At a time when concerns continue to mount about the nation's readiness to protect the public from the Zika virus, the AMA is disappointed by Congress' failure to pass legislation before adjourning for summer recess that would provide the resources necessary for our country to respond to this looming public health crisis. Without ensuring there are sufficient resources available for research, prevention, control and treatment of illnesses associated with the Zika virus, the United States will be ill-equipped to deploy the kind of public health response needed to keep our citizens safe and healthy—especially since the spread of mosquito-borne illness is accelerated during the summer months.Editorials in some of the hardest hit areas of the country noted how the impasse would adversely affect their regions; here is the Palm Beach Post from Florida on the local impact:
Congress has left the building.

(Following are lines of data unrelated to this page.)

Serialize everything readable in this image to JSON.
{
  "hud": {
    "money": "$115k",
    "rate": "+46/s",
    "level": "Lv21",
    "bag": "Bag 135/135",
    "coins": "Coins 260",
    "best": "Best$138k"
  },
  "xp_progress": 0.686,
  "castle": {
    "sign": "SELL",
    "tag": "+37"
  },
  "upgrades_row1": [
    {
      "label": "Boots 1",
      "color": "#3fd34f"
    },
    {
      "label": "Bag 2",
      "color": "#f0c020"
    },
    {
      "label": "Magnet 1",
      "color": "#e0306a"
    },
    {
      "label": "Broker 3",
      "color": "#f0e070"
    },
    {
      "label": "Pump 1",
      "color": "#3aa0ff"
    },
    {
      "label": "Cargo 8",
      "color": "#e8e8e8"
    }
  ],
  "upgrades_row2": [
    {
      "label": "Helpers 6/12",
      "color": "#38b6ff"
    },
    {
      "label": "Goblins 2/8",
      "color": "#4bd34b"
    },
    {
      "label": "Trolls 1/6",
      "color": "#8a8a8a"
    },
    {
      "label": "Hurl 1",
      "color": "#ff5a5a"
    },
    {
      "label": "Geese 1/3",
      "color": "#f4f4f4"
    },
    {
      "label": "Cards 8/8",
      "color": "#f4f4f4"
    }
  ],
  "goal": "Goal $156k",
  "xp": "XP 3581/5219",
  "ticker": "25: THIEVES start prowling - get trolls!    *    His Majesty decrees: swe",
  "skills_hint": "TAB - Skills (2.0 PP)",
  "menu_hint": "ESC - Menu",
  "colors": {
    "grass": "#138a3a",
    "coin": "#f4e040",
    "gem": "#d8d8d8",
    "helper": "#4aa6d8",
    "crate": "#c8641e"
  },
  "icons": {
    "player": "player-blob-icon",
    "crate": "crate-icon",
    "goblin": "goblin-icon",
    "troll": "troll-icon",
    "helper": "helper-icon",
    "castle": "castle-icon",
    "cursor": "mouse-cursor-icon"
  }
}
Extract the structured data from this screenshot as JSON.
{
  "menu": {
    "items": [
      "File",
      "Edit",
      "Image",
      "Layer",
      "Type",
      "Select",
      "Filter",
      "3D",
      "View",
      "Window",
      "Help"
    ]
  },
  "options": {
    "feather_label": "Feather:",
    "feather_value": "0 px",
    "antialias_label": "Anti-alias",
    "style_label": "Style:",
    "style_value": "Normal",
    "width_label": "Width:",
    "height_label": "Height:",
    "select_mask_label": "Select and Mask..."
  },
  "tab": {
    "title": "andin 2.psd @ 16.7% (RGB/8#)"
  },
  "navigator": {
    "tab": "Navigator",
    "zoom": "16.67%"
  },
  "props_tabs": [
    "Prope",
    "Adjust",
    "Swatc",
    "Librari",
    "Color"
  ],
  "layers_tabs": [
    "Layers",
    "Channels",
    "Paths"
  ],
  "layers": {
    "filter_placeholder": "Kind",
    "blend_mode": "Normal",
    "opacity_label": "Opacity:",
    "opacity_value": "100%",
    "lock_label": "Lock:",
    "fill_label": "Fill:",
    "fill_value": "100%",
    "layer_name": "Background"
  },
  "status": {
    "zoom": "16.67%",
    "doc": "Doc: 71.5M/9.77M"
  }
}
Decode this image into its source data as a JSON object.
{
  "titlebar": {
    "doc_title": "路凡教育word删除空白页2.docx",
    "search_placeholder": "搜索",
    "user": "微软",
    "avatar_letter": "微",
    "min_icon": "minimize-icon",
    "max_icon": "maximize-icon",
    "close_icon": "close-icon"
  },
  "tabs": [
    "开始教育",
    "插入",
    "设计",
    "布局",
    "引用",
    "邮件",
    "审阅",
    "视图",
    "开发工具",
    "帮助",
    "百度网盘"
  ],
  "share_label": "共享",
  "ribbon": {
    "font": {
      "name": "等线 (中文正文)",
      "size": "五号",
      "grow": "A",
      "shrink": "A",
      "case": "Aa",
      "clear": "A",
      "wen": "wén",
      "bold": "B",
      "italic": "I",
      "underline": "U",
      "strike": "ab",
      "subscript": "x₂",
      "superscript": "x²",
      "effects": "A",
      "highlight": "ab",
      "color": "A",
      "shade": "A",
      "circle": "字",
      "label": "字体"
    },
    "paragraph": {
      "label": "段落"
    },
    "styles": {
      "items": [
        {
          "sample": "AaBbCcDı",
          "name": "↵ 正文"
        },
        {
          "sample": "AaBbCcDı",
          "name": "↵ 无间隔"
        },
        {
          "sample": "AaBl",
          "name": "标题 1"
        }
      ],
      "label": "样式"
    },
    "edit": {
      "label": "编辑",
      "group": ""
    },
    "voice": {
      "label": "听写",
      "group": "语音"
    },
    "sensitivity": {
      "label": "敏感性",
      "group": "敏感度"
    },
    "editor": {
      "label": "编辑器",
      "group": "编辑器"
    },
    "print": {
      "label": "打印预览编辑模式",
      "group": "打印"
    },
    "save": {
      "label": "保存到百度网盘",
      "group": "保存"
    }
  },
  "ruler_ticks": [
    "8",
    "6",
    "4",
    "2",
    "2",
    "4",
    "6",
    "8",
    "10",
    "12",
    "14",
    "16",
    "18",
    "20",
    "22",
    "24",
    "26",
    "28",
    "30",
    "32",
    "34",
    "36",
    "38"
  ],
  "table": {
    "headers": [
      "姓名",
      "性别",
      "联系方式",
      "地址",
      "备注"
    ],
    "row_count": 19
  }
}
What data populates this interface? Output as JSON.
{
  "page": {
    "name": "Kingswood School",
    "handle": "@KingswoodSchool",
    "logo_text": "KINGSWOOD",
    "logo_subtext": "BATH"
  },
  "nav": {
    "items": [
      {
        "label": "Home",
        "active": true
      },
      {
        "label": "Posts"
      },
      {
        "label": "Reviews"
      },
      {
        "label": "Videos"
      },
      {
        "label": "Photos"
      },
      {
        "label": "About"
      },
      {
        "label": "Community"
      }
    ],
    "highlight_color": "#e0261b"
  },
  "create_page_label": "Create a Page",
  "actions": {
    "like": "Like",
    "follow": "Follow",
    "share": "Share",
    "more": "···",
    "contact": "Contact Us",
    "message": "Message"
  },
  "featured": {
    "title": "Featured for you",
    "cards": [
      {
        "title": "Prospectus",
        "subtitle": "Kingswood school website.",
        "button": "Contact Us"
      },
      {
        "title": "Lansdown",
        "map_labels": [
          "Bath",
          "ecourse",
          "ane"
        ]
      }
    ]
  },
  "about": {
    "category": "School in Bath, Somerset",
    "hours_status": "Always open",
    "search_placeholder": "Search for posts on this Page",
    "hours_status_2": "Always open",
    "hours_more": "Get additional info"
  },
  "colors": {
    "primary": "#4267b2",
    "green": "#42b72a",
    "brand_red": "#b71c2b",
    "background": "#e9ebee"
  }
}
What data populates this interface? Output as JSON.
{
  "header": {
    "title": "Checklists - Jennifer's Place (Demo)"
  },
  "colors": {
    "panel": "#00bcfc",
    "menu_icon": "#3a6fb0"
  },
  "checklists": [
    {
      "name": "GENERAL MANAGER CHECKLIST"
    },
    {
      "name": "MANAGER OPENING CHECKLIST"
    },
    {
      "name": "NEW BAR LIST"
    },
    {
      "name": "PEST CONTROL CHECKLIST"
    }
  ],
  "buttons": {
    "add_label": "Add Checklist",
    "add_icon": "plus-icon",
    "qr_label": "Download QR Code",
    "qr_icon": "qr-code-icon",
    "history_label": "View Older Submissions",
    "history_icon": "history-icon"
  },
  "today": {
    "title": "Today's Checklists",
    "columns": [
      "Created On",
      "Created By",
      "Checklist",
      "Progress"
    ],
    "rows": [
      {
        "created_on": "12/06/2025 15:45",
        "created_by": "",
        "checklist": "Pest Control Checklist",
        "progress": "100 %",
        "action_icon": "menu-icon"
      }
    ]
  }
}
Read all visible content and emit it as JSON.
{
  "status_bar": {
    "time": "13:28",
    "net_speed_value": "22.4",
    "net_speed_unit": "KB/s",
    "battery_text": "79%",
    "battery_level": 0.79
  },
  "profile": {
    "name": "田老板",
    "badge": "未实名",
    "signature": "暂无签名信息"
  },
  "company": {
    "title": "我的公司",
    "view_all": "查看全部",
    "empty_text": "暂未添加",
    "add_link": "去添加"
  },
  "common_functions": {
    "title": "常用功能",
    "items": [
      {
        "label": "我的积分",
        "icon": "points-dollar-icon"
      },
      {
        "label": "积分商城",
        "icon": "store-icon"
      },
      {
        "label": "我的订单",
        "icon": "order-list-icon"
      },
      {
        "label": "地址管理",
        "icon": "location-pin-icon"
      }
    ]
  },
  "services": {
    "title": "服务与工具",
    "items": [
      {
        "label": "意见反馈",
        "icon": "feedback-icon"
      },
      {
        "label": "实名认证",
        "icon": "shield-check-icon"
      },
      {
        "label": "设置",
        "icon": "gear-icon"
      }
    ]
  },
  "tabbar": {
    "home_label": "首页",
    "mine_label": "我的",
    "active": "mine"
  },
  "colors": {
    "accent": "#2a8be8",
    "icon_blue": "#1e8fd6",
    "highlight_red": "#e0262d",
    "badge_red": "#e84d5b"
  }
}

And in its dysfunctional wake, it leaves yet another failed effort at passing crucial emergency funding to fight the spread of the dreaded Zika virus. For at least the next seven weeks, Florida — which has distinguished itself as ground zero for cases of the mosquito-borne virus — will just have to hope that the worst part of the rainy storm season doesn’t translate into more infections. (Palm Beach County has seen about 12 cases of travel-related Zika.) It may be a long, hot summer. Mosquitoes that carry the Zika virus breed year-round here, and the number of infections in the continental United States is mounting. On Monday, the state Health Department reported 13 new cases of the Zika virus in Florida - the most reported cases of the virus in a single day. Moreover, federal officials say they will have to postpone a slew of anti-Zika actions. For example, the U.S. Centers for Disease Control and Prevention will have “limited capacity” to help with efforts to counter mosquito populations in the continental U.S. and territories.Yes, it should be noted that the CDC is now dispersing about 60 million dollars currently to localities to augment public health efforts, but these are “stopgap” awards that will not approach the scale of the demand. Congress returns on September 6th.